Patients will be expecting the care to meet them where they are; this is exactly what the Livongo founder thinks.
Healthcare innovations are advancing very fast over the last few decades. However, some of the knotty problems are still here. Especially problems are still here regarding the alignment and user experience with telehealth.
According to Transparent CEO Glen Tullman, healthcare is very confusing. It is much more complex and costlier than ever, even if they are putting a lot of effort into it. Decades spent in this industry have made this thing much clearer for him.
As the dust has settled down from the blockbuster merger between Livongo and Teladoc, he thinks there is more work to do.
For Tullman, it means taking on what he sees as two of the major issues in healthcare.

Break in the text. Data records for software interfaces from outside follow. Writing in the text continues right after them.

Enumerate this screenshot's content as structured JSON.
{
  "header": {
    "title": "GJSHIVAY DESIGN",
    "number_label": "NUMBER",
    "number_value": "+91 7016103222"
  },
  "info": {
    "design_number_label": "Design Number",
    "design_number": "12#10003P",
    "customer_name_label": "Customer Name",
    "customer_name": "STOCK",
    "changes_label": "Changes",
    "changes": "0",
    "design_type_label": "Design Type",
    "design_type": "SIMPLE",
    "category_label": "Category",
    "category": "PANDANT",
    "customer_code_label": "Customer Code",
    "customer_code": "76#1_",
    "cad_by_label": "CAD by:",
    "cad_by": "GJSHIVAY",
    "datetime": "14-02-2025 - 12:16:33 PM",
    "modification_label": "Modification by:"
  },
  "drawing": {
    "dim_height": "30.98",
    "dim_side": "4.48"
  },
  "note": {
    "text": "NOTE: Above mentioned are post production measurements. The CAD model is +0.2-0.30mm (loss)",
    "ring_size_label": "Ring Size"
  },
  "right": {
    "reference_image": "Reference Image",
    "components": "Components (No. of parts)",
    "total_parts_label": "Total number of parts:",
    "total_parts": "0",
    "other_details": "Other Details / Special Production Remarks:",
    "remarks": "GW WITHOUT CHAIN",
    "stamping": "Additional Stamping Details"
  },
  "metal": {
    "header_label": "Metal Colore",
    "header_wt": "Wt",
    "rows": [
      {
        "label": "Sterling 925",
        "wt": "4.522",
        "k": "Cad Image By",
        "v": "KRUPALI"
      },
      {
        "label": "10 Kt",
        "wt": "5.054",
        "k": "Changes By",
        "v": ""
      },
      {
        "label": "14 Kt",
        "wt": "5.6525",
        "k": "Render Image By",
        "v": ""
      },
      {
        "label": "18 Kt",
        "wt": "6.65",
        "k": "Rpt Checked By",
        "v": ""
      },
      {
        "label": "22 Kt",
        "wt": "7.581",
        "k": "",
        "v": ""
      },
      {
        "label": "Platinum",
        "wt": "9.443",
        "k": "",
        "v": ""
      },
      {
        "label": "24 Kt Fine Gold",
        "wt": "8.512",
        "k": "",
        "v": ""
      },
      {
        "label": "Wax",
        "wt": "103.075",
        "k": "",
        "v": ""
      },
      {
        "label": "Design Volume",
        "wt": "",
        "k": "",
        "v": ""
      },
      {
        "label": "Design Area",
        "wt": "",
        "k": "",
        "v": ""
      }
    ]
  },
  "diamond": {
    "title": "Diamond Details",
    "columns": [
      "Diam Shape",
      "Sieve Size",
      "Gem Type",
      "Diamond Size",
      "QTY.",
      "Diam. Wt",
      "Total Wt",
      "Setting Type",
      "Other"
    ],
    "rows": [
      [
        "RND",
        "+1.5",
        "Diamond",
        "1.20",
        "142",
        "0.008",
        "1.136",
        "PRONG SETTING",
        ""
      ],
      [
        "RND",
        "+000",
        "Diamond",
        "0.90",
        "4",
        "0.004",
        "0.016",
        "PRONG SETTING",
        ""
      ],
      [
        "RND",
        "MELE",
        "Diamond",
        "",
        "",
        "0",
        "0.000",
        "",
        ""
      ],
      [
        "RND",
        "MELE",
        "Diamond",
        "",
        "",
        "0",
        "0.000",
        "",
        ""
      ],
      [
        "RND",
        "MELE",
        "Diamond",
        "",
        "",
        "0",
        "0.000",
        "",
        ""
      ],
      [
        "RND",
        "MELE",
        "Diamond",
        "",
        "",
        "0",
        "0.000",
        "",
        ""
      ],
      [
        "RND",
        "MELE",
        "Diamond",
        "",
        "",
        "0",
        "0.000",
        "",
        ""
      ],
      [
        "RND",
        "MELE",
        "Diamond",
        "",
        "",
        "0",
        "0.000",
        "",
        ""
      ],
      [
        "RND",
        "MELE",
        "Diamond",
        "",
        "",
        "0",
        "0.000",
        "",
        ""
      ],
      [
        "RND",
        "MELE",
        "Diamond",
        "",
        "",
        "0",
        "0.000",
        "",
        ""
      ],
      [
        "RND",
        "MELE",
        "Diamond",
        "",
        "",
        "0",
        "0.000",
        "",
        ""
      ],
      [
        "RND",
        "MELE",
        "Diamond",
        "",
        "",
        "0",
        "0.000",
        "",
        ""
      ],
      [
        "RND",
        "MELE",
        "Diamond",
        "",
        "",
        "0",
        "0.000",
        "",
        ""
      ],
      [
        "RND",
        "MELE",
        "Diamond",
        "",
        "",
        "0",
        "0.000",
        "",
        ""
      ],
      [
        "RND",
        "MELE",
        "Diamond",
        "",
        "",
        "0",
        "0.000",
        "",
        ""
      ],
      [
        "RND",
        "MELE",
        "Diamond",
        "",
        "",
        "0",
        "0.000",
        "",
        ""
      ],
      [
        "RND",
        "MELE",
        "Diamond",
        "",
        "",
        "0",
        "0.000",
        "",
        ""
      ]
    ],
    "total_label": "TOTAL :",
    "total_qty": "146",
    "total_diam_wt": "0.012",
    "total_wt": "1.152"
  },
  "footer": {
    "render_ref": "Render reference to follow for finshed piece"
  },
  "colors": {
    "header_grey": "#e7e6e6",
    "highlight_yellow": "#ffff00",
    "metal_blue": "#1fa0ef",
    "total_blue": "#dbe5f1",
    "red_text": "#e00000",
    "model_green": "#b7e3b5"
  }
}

The two major health issues include the user experience and the gain of alignment with people who pay the bill.
His new venture is Transparent, which is aiming to address those who are getting concerned about the overhauling of the self-insured model. It is also offering a telemedicine chat option for the users.
Tullman is having a view about the revolution of telemedicine. Telemedicine is getting the spur due to the Covid-19 pandemic. It has been an unmistakable advantage. It is beneficial for those people mostly who might not get access to the care in the past situation. According to him, technology creates abundance.
Along with the method of virtual care, everyone could get access to a behavioral health specialist. This care service facilitates regardless of the location.
However, also there are some of the scenarios where some of the researchers have found evidence that suggests some challenges. According to some, telehealth is replicating the digital divide as some people lack the tools to access it.
As more people have turned to telemedicine, more health systems are coming into action. With the retailers like Amazon and Walmart, telemedicine is now jumping to the fray also.
However, Tullman is also predicting that telehealth itself will not be enough to go forward. In the end, it requires a very vibrant telehealth sector. As people are expecting a virtual visit, they will also expect in-person care if necessary. According to him, telehealth will be just ‘health’. Tullman expects health to meet us where we are.